Specifically, the sample chapters from Mark Christiansen's books give excellent instructions for avoiding issues of the sort that you're facing.
The weirdest thing about Keylight is its implied superadjustability when, in practice, none of the adjustments are necessary for 95% of the keying work most of us do. A single click on the background process color and BAM, Keylight is like magic.
Assuming adequate lighting and video quality, begin again with Keylight, starting from scratch, no adjustments, Select the key mask color and then resist the temptation to tweak all that other stuff.
Open the view dropdown and examine the choices. The one that may make the most sense to you is the STATUS display as you make tweks to the controls. You need to pay attnetion to your selection at the REPLACE METHOD, generally, you want Source.
Beyond that, Keylight is all experimentation.
I will add that most of us who have come up through many years of keying in AE with inadequate video sources like 3/4" or DV have learned to stack muliple copies of source footage and apply different filters and masks to the various layers to arrive at the perfect matte.

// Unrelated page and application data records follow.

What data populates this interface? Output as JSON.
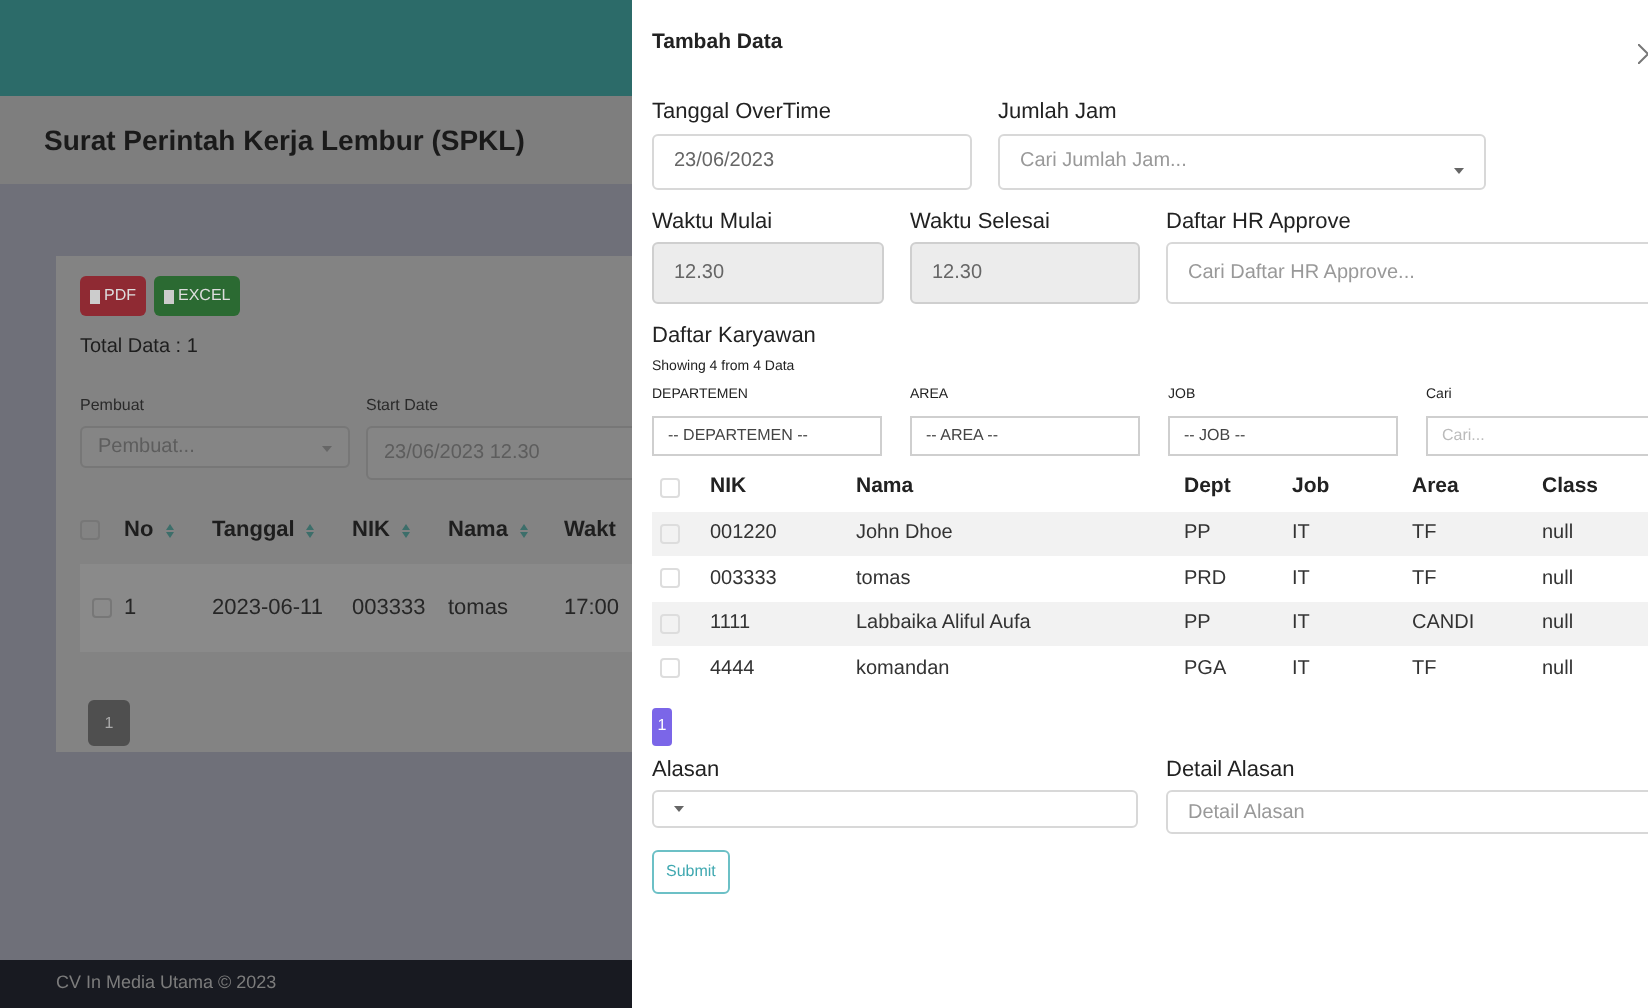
{
  "page": {
    "title": "Surat Perintah Kerja Lembur (SPKL)",
    "export_buttons": [
      {
        "label": "PDF",
        "kind": "pdf"
      },
      {
        "label": "EXCEL",
        "kind": "excel"
      }
    ],
    "total": "Total Data : 1",
    "filters": [
      {
        "label": "Pembuat",
        "placeholder": "Pembuat...",
        "kind": "select"
      },
      {
        "label": "Start Date",
        "value": "23/06/2023 12.30",
        "kind": "date"
      }
    ],
    "table": {
      "select_all_checked": false,
      "columns": [
        "No",
        "Tanggal",
        "NIK",
        "Nama",
        "Wakt"
      ],
      "rows": [
        {
          "checked": false,
          "cells": [
            "1",
            "2023-06-11",
            "003333",
            "tomas",
            "17:00"
          ]
        }
      ]
    },
    "pagination": [
      {
        "label": "1",
        "selected": true
      }
    ],
    "footer": "CV In Media Utama © 2023"
  },
  "panel": {
    "title": "Tambah Data",
    "fields_row_1": [
      {
        "label": "Tanggal OverTime",
        "value": "23/06/2023",
        "kind": "date"
      },
      {
        "label": "Jumlah Jam",
        "placeholder": "Cari Jumlah Jam...",
        "kind": "select"
      }
    ],
    "fields_row_2": [
      {
        "label": "Waktu Mulai",
        "value": "12.30",
        "kind": "time",
        "disabled": true
      },
      {
        "label": "Waktu Selesai",
        "value": "12.30",
        "kind": "time",
        "disabled": true
      },
      {
        "label": "Daftar HR Approve",
        "placeholder": "Cari Daftar HR Approve...",
        "kind": "select"
      }
    ],
    "employees": {
      "title": "Daftar Karyawan",
      "info": "Showing 4 from 4 Data",
      "filters": [
        {
          "label": "DEPARTEMEN",
          "value": "-- DEPARTEMEN --",
          "kind": "select"
        },
        {
          "label": "AREA",
          "value": "-- AREA --",
          "kind": "select"
        },
        {
          "label": "JOB",
          "value": "-- JOB --",
          "kind": "select"
        },
        {
          "label": "Cari",
          "placeholder": "Cari...",
          "kind": "input"
        }
      ],
      "select_all_checked": false,
      "columns": [
        "NIK",
        "Nama",
        "Dept",
        "Job",
        "Area",
        "Class"
      ],
      "rows": [
        {
          "checked": false,
          "cells": [
            "001220",
            "John Dhoe",
            "PP",
            "IT",
            "TF",
            "null"
          ]
        },
        {
          "checked": false,
          "cells": [
            "003333",
            "tomas",
            "PRD",
            "IT",
            "TF",
            "null"
          ]
        },
        {
          "checked": false,
          "cells": [
            "1111",
            "Labbaika Aliful Aufa",
            "PP",
            "IT",
            "CANDI",
            "null"
          ]
        },
        {
          "checked": false,
          "cells": [
            "4444",
            "komandan",
            "PGA",
            "IT",
            "TF",
            "null"
          ]
        }
      ],
      "pagination": [
        {
          "label": "1",
          "selected": true
        }
      ]
    },
    "fields_row_3": [
      {
        "label": "Alasan",
        "kind": "select"
      },
      {
        "label": "Detail Alasan",
        "placeholder": "Detail Alasan",
        "kind": "input"
      }
    ],
    "submit": "Submit"
  }
}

Agree with previous posts.
Keying requires a bit of fiddling and adjusting of the parameters.
For your issue..my guess is you need to adjust the 'screen gain'
Well, just copying settings from tutorials won't do anything for you. Keying is an art that takes practice to make it perfect. Even minor variations e.g. from uneven lighting can hugely influence the result from shot to shot, requiring different settings every time. and of course David is right - for all intents and purposes, on the best of days Keylight is being a ***** in its own right....
Thank you very much for your help.